GEORGETOWN, Guyana, September 14, (CMC) – The Guyana government said, last Friday, that the authorities have been unable to proceed with criminal investigations against several people, who have been linked to stealing public funds and other property, because of the refusal of some witnesses to give written statements.,
“You can give a lot of the evidence to an auditor, but when it comes to criminal prosecutions, you have to do the written statements, and some of these persons, who have to testify when they know what the investigations are all about, have been telling some of the police… that they are scared to death,” Public Security Minister, Khemraj Ramjattan, told a news conference.
The Guyana government has spent more than GUY$130 million (One Guyana dollar =US$0.004 cents) on at least 45 forensic audits since coming to office, just over a year ago.
Ramjattan said the absence of a Witness Protection Act to guarantee witnesses their safety, during and after court cases, was also another factor, and he noted that steps are being taken to enact such legislation.
“Once that stumbling block can be overcome, if there is a witness protection plan, certainly we are going to go into investigations of all these persons,” Ramjattan said, adding that efforts were being made to persuade “these very vital witnesses, who have the cogent, convincing evidence, to please talk out”.

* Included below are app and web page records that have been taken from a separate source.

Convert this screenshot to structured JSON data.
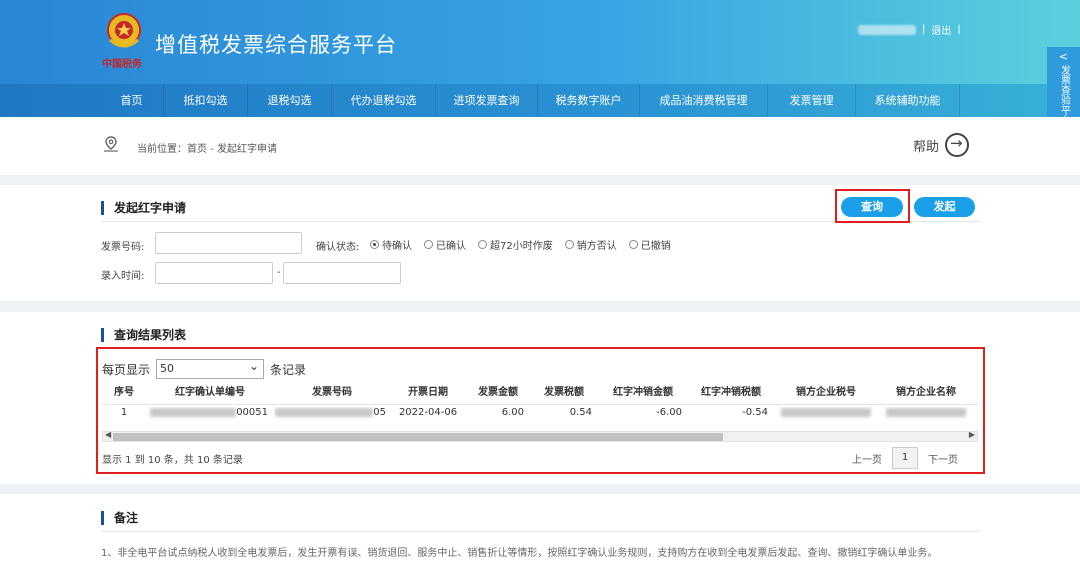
{
  "header": {
    "logo_caption": "中国税务",
    "title": "增值税发票综合服务平台",
    "separator": "|",
    "logout": "退出"
  },
  "nav": {
    "items": [
      {
        "label": "首页"
      },
      {
        "label": "抵扣勾选"
      },
      {
        "label": "退税勾选"
      },
      {
        "label": "代办退税勾选"
      },
      {
        "label": "进项发票查询"
      },
      {
        "label": "税务数字账户"
      },
      {
        "label": "成品油消费税管理"
      },
      {
        "label": "发票管理"
      },
      {
        "label": "系统辅助功能"
      }
    ]
  },
  "side_tab": {
    "chevron": "<",
    "label": "发票查验平台"
  },
  "breadcrumb": {
    "text": "当前位置：首页 - 发起红字申请"
  },
  "help": {
    "label": "帮助"
  },
  "apply": {
    "title": "发起红字申请",
    "query_button": "查询",
    "launch_button": "发起",
    "invoice_no_label": "发票号码:",
    "status_label": "确认状态:",
    "statuses": [
      "待确认",
      "已确认",
      "超72小时作废",
      "销方否认",
      "已撤销"
    ],
    "selected_status": "待确认",
    "time_label": "录入时间:",
    "range_sep": "-"
  },
  "results": {
    "title": "查询结果列表",
    "per_page_prefix": "每页显示",
    "per_page_value": "50",
    "per_page_suffix": "条记录",
    "columns": [
      "序号",
      "红字确认单编号",
      "发票号码",
      "开票日期",
      "发票金额",
      "发票税额",
      "红字冲销金额",
      "红字冲销税额",
      "销方企业税号",
      "销方企业名称"
    ],
    "rows": [
      {
        "no": "1",
        "confirm_no_tail": "00051",
        "invoice_no_tail": "05",
        "date": "2022-04-06",
        "amount": "6.00",
        "tax": "0.54",
        "red_amount": "-6.00",
        "red_tax": "-0.54"
      }
    ],
    "summary": "显示 1 到 10 条，共 10 条记录",
    "prev": "上一页",
    "page": "1",
    "next": "下一页"
  },
  "notes": {
    "title": "备注",
    "text": "1、非全电平台试点纳税人收到全电发票后，发生开票有误、销货退回、服务中止、销售折让等情形，按照红字确认业务规则，支持购方在收到全电发票后发起、查询、撤销红字确认单业务。"
  },
  "colors": {
    "header_start": "#2a86d6",
    "header_end": "#5bd0dc",
    "button": "#1a9fe8",
    "highlight": "#e02020",
    "section_bar": "#1b4f9a"
  }
}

“We are having a multiplicity of reasons why some of them are not coming forward,” he said, adding, although they have previously given factual statements in the forensic audits.
Ramjattan also disclosed that he is willing to limit the responsibilities of the Special Organised Crime Unit (SOCU) to probing financial crimes, but does not support the idea of separating the agency from the Guyana Police Force.

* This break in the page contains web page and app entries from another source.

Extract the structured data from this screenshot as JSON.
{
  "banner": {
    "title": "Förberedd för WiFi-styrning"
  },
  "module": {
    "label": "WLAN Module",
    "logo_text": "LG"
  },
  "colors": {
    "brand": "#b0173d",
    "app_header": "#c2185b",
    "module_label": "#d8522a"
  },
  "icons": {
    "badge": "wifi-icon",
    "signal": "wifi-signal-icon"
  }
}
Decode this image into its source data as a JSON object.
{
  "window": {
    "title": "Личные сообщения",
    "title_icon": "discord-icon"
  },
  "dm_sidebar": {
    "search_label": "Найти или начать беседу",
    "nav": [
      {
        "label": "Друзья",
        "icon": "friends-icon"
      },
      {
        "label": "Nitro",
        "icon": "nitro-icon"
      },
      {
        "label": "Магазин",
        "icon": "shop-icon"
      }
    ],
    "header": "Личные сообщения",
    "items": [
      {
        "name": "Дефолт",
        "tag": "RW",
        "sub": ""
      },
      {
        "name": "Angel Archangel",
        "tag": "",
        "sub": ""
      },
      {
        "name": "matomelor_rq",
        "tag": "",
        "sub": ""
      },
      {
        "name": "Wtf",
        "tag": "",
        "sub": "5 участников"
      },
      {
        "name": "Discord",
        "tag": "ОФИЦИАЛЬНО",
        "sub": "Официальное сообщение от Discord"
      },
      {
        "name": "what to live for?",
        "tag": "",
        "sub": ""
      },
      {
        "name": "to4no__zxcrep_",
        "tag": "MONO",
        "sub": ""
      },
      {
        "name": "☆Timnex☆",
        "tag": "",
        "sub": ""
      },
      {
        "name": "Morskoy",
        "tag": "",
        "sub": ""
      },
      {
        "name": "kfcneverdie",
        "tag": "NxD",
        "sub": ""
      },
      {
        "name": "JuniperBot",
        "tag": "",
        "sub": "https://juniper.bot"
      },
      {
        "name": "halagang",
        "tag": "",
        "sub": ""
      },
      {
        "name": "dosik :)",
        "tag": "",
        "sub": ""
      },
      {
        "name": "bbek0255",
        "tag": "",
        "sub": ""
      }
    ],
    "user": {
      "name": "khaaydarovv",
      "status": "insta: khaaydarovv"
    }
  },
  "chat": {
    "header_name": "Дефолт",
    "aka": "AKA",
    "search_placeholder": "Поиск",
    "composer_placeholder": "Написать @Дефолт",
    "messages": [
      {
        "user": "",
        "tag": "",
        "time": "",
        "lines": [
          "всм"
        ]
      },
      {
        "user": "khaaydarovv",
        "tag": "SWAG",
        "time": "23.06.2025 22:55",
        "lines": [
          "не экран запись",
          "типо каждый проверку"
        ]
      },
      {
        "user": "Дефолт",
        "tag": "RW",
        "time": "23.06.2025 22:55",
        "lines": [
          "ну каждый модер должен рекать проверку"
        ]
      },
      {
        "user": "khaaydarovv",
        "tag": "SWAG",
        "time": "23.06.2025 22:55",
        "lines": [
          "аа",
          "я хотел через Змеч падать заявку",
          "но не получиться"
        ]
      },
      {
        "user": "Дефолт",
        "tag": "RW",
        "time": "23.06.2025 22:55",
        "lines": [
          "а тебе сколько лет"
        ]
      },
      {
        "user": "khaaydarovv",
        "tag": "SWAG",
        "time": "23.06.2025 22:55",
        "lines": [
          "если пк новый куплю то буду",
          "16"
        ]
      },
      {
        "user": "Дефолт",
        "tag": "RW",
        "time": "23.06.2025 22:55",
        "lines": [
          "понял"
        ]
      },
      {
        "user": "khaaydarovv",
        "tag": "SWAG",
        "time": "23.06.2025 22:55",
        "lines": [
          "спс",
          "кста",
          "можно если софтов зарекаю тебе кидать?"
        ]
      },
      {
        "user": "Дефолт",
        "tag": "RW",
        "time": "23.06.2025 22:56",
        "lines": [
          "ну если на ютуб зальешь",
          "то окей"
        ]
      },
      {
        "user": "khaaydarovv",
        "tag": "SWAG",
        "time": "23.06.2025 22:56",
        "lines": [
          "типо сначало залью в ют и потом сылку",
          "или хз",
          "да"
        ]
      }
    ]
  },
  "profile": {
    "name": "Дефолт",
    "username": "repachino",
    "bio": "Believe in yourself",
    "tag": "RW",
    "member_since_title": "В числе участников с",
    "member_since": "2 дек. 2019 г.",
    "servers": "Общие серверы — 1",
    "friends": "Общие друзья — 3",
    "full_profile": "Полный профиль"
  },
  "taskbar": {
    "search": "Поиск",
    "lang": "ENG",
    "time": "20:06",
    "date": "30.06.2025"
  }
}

“We are going to listen to the voices of the opposition too and if they feel that, OK, if this thing is long or if another person in Cabinet feels that it is not the appropriate thing, well fine, we are going to narrow it down back, but at least we did well, in that we have a Standing Order for SOCU,” he told reporters.
Ramjattan made known his position after Attorney General and Minister of Legal Affairs, Basil Williams, and Opposition Leader, Bharrat Jagdeo, expressed their displeasure in the SOCU Protocol, which is now part of the police force’s standing orders, handing responsibilities for investigating a range of other non-financial crimes to that unit.
He said that SOCU’s powers are very “expansive” but he questioned the wisdom of having a unit, which might have little or no financial investigations to work on, lying idle.